**TASK TO CARRY OUT:** Count how many lines of the data include "spring". The answer is that number and nothing else.
--- INPUT DATA Enclosed Below ---
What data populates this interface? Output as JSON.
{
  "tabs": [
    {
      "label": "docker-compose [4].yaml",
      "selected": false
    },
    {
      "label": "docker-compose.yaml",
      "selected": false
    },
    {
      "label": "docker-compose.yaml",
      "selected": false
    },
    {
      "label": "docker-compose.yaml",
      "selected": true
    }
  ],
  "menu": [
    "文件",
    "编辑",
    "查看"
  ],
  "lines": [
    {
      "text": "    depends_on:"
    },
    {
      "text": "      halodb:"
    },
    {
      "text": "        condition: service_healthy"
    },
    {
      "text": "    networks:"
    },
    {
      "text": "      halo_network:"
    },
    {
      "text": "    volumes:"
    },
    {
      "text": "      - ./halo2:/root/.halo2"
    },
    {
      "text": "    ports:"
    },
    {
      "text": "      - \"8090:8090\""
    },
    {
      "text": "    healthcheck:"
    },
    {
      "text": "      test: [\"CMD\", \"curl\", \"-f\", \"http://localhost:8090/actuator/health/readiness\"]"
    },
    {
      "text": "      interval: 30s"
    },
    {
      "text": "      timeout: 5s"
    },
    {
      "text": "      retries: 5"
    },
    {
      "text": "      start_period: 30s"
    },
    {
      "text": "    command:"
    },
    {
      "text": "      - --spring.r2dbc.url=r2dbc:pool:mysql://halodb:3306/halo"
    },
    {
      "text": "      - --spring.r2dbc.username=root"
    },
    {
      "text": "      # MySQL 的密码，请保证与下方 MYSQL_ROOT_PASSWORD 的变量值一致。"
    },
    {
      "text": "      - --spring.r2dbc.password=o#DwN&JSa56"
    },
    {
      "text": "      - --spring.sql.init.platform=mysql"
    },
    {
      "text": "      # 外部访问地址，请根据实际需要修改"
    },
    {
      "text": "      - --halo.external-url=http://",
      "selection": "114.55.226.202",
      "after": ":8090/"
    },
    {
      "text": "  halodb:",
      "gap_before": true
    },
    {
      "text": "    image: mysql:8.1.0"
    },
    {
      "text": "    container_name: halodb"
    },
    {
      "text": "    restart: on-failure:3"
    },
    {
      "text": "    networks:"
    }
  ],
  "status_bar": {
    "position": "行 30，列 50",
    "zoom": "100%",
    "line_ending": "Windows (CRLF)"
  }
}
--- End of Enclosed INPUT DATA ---
**EXERCISE ANSWER:** 4